Test Driving Projector

Jetbrains recently released Projector 1.0. This is akin to visual studio code remote access. It essentially allows for using any device as a thin client, and having Projector host the IDE, build and other items on a server.

My Use Case

For the past several years, I have used a partially optimal virtual machine setup. For each client I work with, they get a provisioned encrypted volume on my file server. That hosts the source code, and operating system image for that user.

The first pain point I had was the drift in operating system images. Utilizing ZFS I had a base snap short for my Linux or Windows install. I then based the client off that image. While that ensured all tools were installed, and my user account was set up. I still had to update the operating system on each respective system/client.

Looking at it another way the base system is ephemeral, I need a core set of tools depending on the engagement. Then a way to run an IDE. The only state that should be persisted is the project source I had tried a couple of other alternatives here, namely PXE boots. But the complexity outweighed the benefit.

The next complexity was remote graphical support. RDP is far and away the best remote graphcial tool. But Intellij feels noticeably slower to me on Windows, and my build process generally takes longer. The next issue with this approach was WSL. I had moved Intellij inside of WSL, which was decent. But all my servers are on Ryzen, which has issues with nested virtualization and Hyperv.

I had also used Spice, and it kind of works. But the lag feels a bit heavier than in Remote Desktop. It also took much longer to get a proper remote desktop setup working.

The last benefit is instance resume where I left off. All my servers sleep, and are woken via wake on lan. So when I start projector, it fires a wake on lan packet. Waking up the server. When I connect I immediately resume where I left off.

Switch to Projector

My first foray into Projector was the browser which was painful. Namely keyboard shortcuts. I then switched to the projector client. It works by and large, except for a few issues, and some are specific to docker.

My vision right now, is a continous build of a docker image container. The image is layered based on the project. Providing a set of core utilities, i.e. is this Kotlin, DevOps, TypeScript, etc. Running every X days it will automatically grab the latest security updates. Pulling the image  would update the underlying operating system.

Issues

  • Docker There is lag on the file system sync between the IDE and the shell.
  • Multiple windows is difficult at this point
  • A projector server UI would be really really really helpful
  • Invalidation of Cache is painful, and requires a stop of container
  • Re-freshing gradle projects is difficult.
  • Starting services, I bind an additional port.
  • MacOs client was noticeably slower, but I'm on a 2015 Macbook Pro

Forking Projector

AnimusDesign / Projector Arch Docker
Projector Images with arch support

I have forked projector docker container to my personal repository. The CI/CD isn't running this is due to an issue with glibc and containerd on Arch being too new :\.

This is my usual full stack environment
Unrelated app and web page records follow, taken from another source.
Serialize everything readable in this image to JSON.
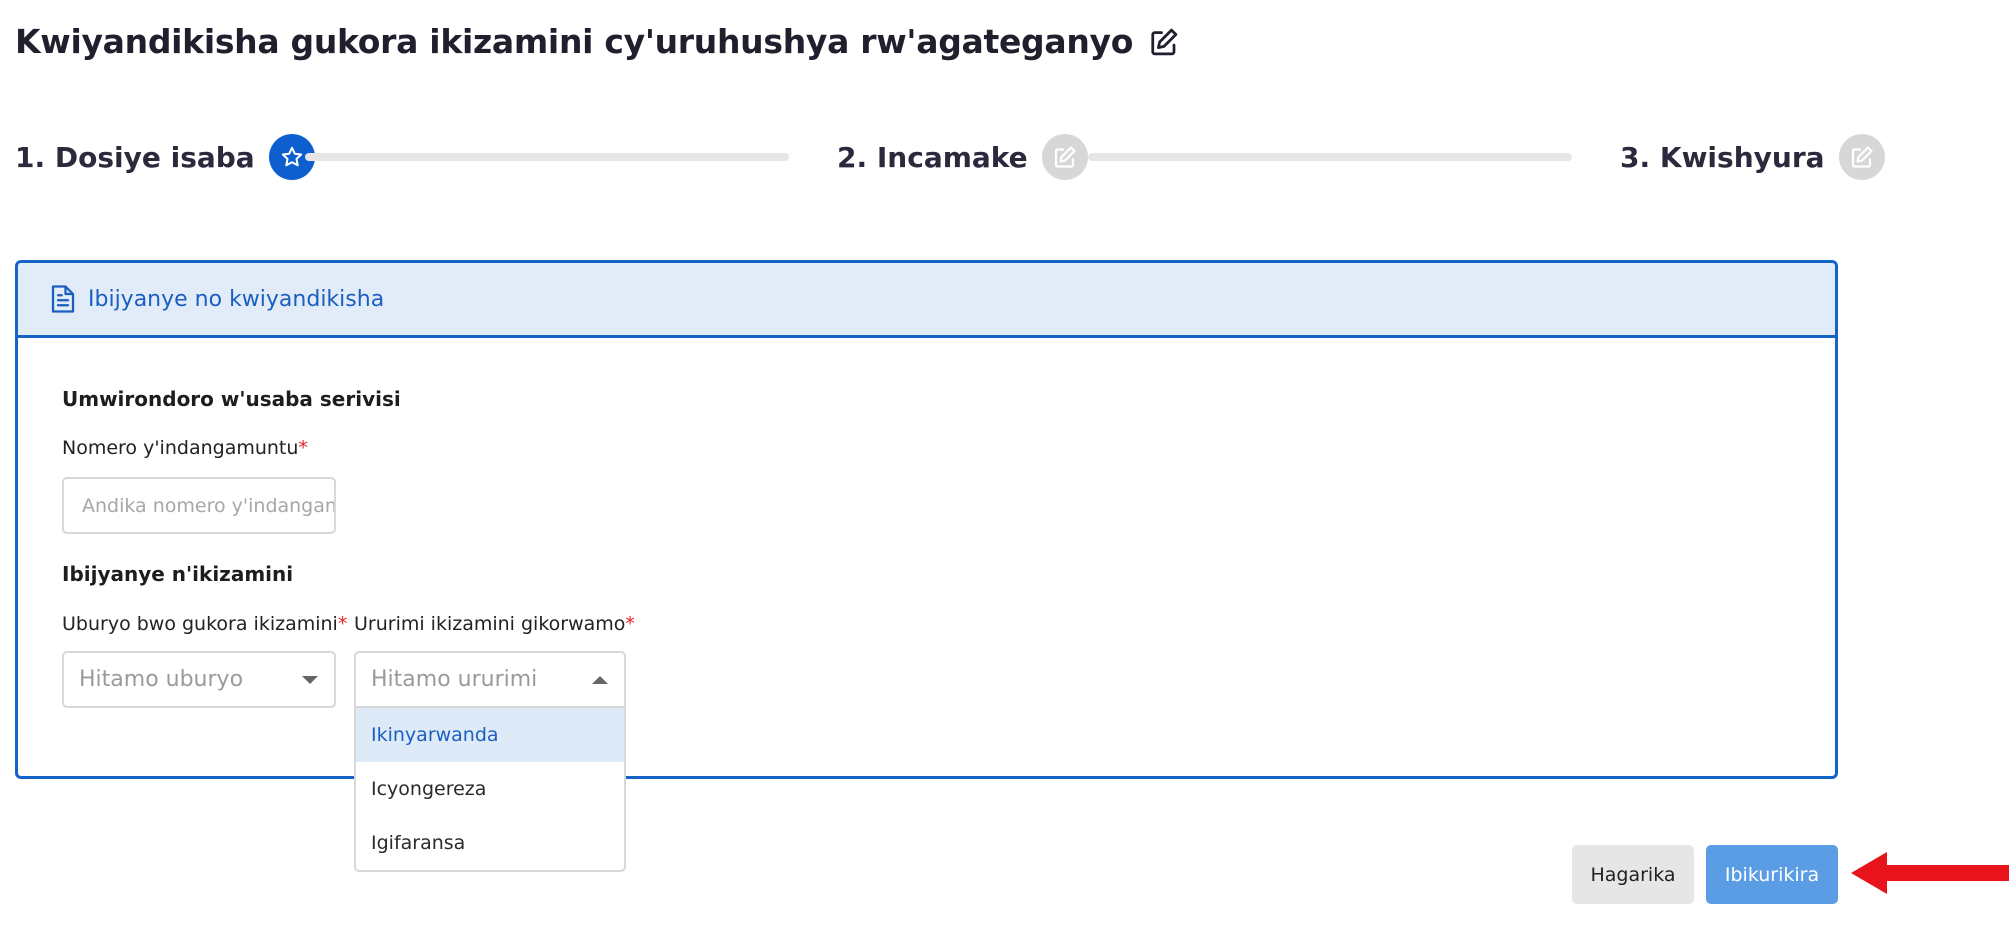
{
  "page": {
    "title": "Kwiyandikisha gukora ikizamini cy'uruhushya rw'agateganyo"
  },
  "stepper": {
    "steps": [
      {
        "label": "1. Dosiye isaba",
        "state": "active",
        "icon": "star-icon"
      },
      {
        "label": "2. Incamake",
        "state": "inactive",
        "icon": "edit-icon"
      },
      {
        "label": "3. Kwishyura",
        "state": "inactive",
        "icon": "edit-icon"
      }
    ]
  },
  "card": {
    "header_title": "Ibijyanye no kwiyandikisha",
    "header_icon": "document-icon",
    "profile_section_title": "Umwirondoro w'usaba serivisi",
    "id_number": {
      "label": "Nomero y'indangamuntu",
      "required_mark": "*",
      "placeholder": "Andika nomero y'indangamuntu",
      "value": ""
    },
    "exam_section_title": "Ibijyanye n'ikizamini",
    "exam_type": {
      "label": "Uburyo bwo gukora ikizamini",
      "required_mark": "*",
      "placeholder": "Hitamo uburyo"
    },
    "exam_language": {
      "label": "Ururimi ikizamini gikorwamo",
      "required_mark": "*",
      "placeholder": "Hitamo ururimi",
      "options": [
        "Ikinyarwanda",
        "Icyongereza",
        "Igifaransa"
      ],
      "highlighted_option": "Ikinyarwanda"
    }
  },
  "actions": {
    "cancel_label": "Hagarika",
    "continue_label": "Ibikurikira"
  },
  "colors": {
    "primary": "#0d5fd0",
    "card_border": "#1565c8",
    "card_header_bg": "#e1ecf8",
    "continue_button": "#5b9de5",
    "cancel_button": "#e6e6e6",
    "required": "#e0242c",
    "annotation_arrow": "#e8141b"
  }
}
  • Kubernetes & kube ctx
  • Docker support
  • OhMyZSH
  • JDK 11, JDK 8 & GraalVM
  • NodeJS Type Script
  • Kotlin Interactive Shell
  • Kscript
  • Base build tools
  • Screen / tmux

The user is developer with no sudo access. This ensures lack of mutated state outside of the core code.
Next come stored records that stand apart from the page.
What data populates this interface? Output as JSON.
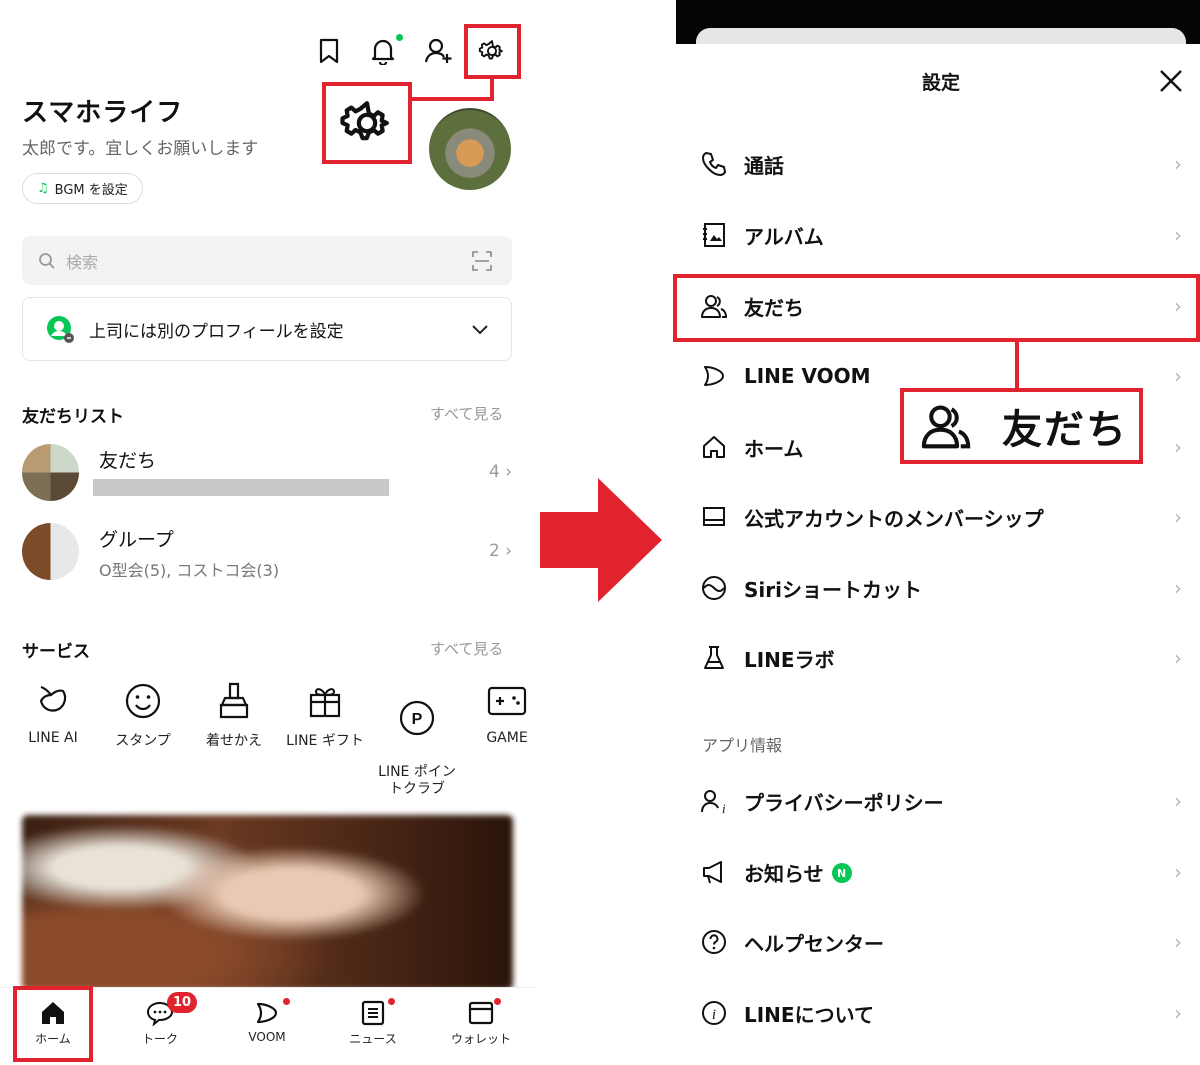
{
  "left": {
    "profile": {
      "name": "スマホライフ",
      "status": "太郎です。宜しくお願いします",
      "bgm_label": "BGM を設定"
    },
    "search": {
      "placeholder": "検索"
    },
    "profile_setting": {
      "label": "上司には別のプロフィールを設定"
    },
    "friends_list": {
      "title": "友だちリスト",
      "see_all": "すべて見る",
      "rows": [
        {
          "title": "友だち",
          "sub": "",
          "count": "4"
        },
        {
          "title": "グループ",
          "sub": "O型会(5), コストコ会(3)",
          "count": "2"
        }
      ]
    },
    "services": {
      "title": "サービス",
      "see_all": "すべて見る",
      "items": [
        {
          "label": "LINE AI",
          "icon": "line-ai-icon"
        },
        {
          "label": "スタンプ",
          "icon": "smiley-icon"
        },
        {
          "label": "着せかえ",
          "icon": "brush-icon"
        },
        {
          "label": "LINE ギフト",
          "icon": "gift-icon"
        },
        {
          "label": "LINE ポイン\nトクラブ",
          "icon": "point-icon"
        },
        {
          "label": "GAME",
          "icon": "gamepad-icon"
        }
      ]
    },
    "tabs": [
      {
        "label": "ホーム",
        "icon": "home-icon"
      },
      {
        "label": "トーク",
        "icon": "chat-icon",
        "badge": "10"
      },
      {
        "label": "VOOM",
        "icon": "voom-icon"
      },
      {
        "label": "ニュース",
        "icon": "news-icon"
      },
      {
        "label": "ウォレット",
        "icon": "wallet-icon"
      }
    ]
  },
  "right": {
    "title": "設定",
    "menu": [
      {
        "label": "通話",
        "icon": "phone-icon"
      },
      {
        "label": "アルバム",
        "icon": "album-icon"
      },
      {
        "label": "友だち",
        "icon": "friends-icon"
      },
      {
        "label": "LINE VOOM",
        "icon": "voom-icon"
      },
      {
        "label": "ホーム",
        "icon": "home-icon"
      },
      {
        "label": "公式アカウントのメンバーシップ",
        "icon": "membership-icon"
      },
      {
        "label": "Siriショートカット",
        "icon": "siri-icon"
      },
      {
        "label": "LINEラボ",
        "icon": "flask-icon"
      }
    ],
    "app_info_title": "アプリ情報",
    "app_info_menu": [
      {
        "label": "プライバシーポリシー",
        "icon": "privacy-icon"
      },
      {
        "label": "お知らせ",
        "icon": "megaphone-icon",
        "badge": "N"
      },
      {
        "label": "ヘルプセンター",
        "icon": "help-icon"
      },
      {
        "label": "LINEについて",
        "icon": "info-icon"
      }
    ],
    "callout_label": "友だち"
  },
  "colors": {
    "accent_red": "#e0232e",
    "line_green": "#06c755"
  }
}
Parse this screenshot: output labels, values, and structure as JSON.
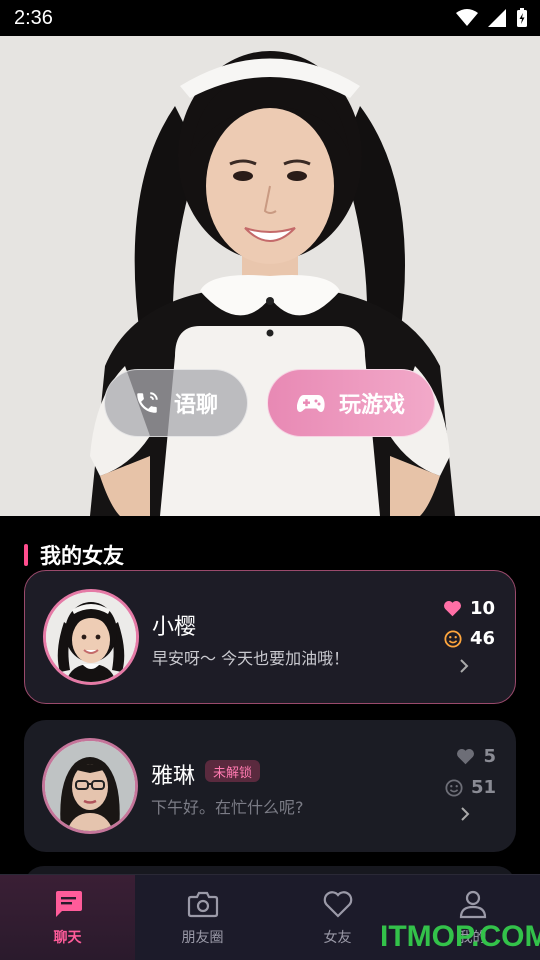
{
  "status_bar": {
    "time": "2:36"
  },
  "hero": {
    "voice_label": "语聊",
    "game_label": "玩游戏"
  },
  "section": {
    "title": "我的女友"
  },
  "girlfriends": [
    {
      "name": "小樱",
      "message": "早安呀～ 今天也要加油哦！",
      "likes": "10",
      "mood": "46",
      "locked": false
    },
    {
      "name": "雅琳",
      "badge": "未解锁",
      "message": "下午好。在忙什么呢?",
      "likes": "5",
      "mood": "51",
      "locked": true
    }
  ],
  "tabs": [
    {
      "label": "聊天",
      "icon": "chat-icon",
      "active": true
    },
    {
      "label": "朋友圈",
      "icon": "camera-icon",
      "active": false
    },
    {
      "label": "女友",
      "icon": "heart-icon",
      "active": false
    },
    {
      "label": "我的",
      "icon": "person-icon",
      "active": false
    }
  ],
  "watermark": "ITMOP.COM",
  "colors": {
    "accent": "#ff5c9a",
    "card_bg": "#1b1c24",
    "tab_bg": "#1c1b2a"
  }
}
I tried volume binding just the core essentials, namely my dev folder. But I encountered errors with Intellij not recognizing my license, and other settings. There is a sample start script I use to launch an instance.
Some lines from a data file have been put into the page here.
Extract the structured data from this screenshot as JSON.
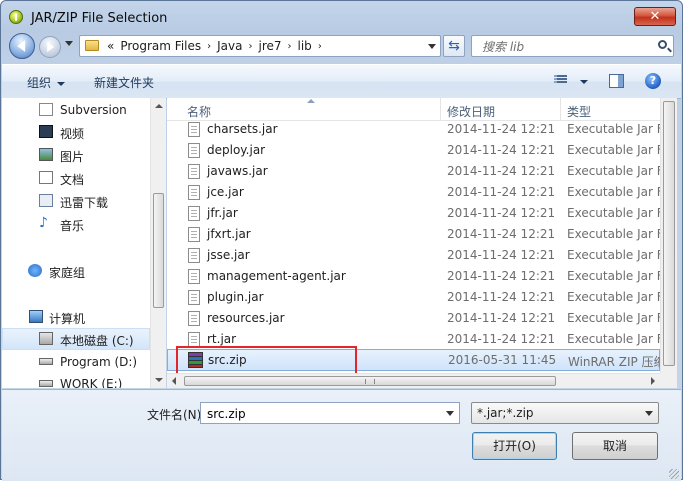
{
  "window": {
    "title": "JAR/ZIP File Selection",
    "close_label": "✕"
  },
  "address": {
    "crumbs": [
      "«",
      "Program Files",
      "Java",
      "jre7",
      "lib"
    ],
    "separator": "›",
    "search_placeholder": "搜索 lib"
  },
  "toolbar": {
    "organize": "组织",
    "new_folder": "新建文件夹",
    "help": "?"
  },
  "sidebar": {
    "items": [
      {
        "label": "Subversion",
        "icon": "svn-doc-icon"
      },
      {
        "label": "视频",
        "icon": "video-library-icon"
      },
      {
        "label": "图片",
        "icon": "pictures-library-icon"
      },
      {
        "label": "文档",
        "icon": "documents-library-icon"
      },
      {
        "label": "迅雷下载",
        "icon": "download-library-icon"
      },
      {
        "label": "音乐",
        "icon": "music-library-icon"
      },
      {
        "label": "家庭组",
        "icon": "homegroup-icon"
      },
      {
        "label": "计算机",
        "icon": "computer-icon"
      },
      {
        "label": "本地磁盘 (C:)",
        "icon": "drive-c-icon"
      },
      {
        "label": "Program (D:)",
        "icon": "drive-icon"
      },
      {
        "label": "WORK (E:)",
        "icon": "drive-icon"
      }
    ]
  },
  "filelist": {
    "columns": {
      "name": "名称",
      "date": "修改日期",
      "type": "类型"
    },
    "rows": [
      {
        "name": "charsets.jar",
        "date": "2014-11-24 12:21",
        "type": "Executable Jar F"
      },
      {
        "name": "deploy.jar",
        "date": "2014-11-24 12:21",
        "type": "Executable Jar F"
      },
      {
        "name": "javaws.jar",
        "date": "2014-11-24 12:21",
        "type": "Executable Jar F"
      },
      {
        "name": "jce.jar",
        "date": "2014-11-24 12:21",
        "type": "Executable Jar F"
      },
      {
        "name": "jfr.jar",
        "date": "2014-11-24 12:21",
        "type": "Executable Jar F"
      },
      {
        "name": "jfxrt.jar",
        "date": "2014-11-24 12:21",
        "type": "Executable Jar F"
      },
      {
        "name": "jsse.jar",
        "date": "2014-11-24 12:21",
        "type": "Executable Jar F"
      },
      {
        "name": "management-agent.jar",
        "date": "2014-11-24 12:21",
        "type": "Executable Jar F"
      },
      {
        "name": "plugin.jar",
        "date": "2014-11-24 12:21",
        "type": "Executable Jar F"
      },
      {
        "name": "resources.jar",
        "date": "2014-11-24 12:21",
        "type": "Executable Jar F"
      },
      {
        "name": "rt.jar",
        "date": "2014-11-24 12:21",
        "type": "Executable Jar F"
      },
      {
        "name": "src.zip",
        "date": "2016-05-31 11:45",
        "type": "WinRAR ZIP 压缩"
      }
    ]
  },
  "bottom": {
    "filename_label": "文件名(N):",
    "filename_value": "src.zip",
    "filetype_value": "*.jar;*.zip",
    "open_label": "打开(O)",
    "cancel_label": "取消"
  },
  "colors": {
    "highlight_box": "#e0262b",
    "selection": "#cfe3fa"
  }
}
I also recently switch from a setting repository to the IDE Sync Plugin

Looking Forward

Every place I've worked the biggest initial pain point is getting my "dev environment" set up. This allows for a much more stream lined approach. By having a base container, all the tools can be provided, with boot strap scripts. The entry point can seed the container environment with appropiate secrets.

With Visual Studio Code, Jetbrains, and vim. You can cover a good chunk of the developer market with a base container image.

In a more locked down security context, you can deploy out side of a developers laptop onto a central server. On signs of a security issue just revoke, or terminate the developers instance.

I'm already looking into deploying onto a development Kubernetes cluster. Where each client is a name space and deployment, this would also allow deployment of other services say Redis, Kafka, etc.

We are now this much closer to the developer environment being repeatable infra as code.

Closing

Thank you Jetbrains, this has made my work flow much easier. The best statement I can say, is require minimal change to my existing process.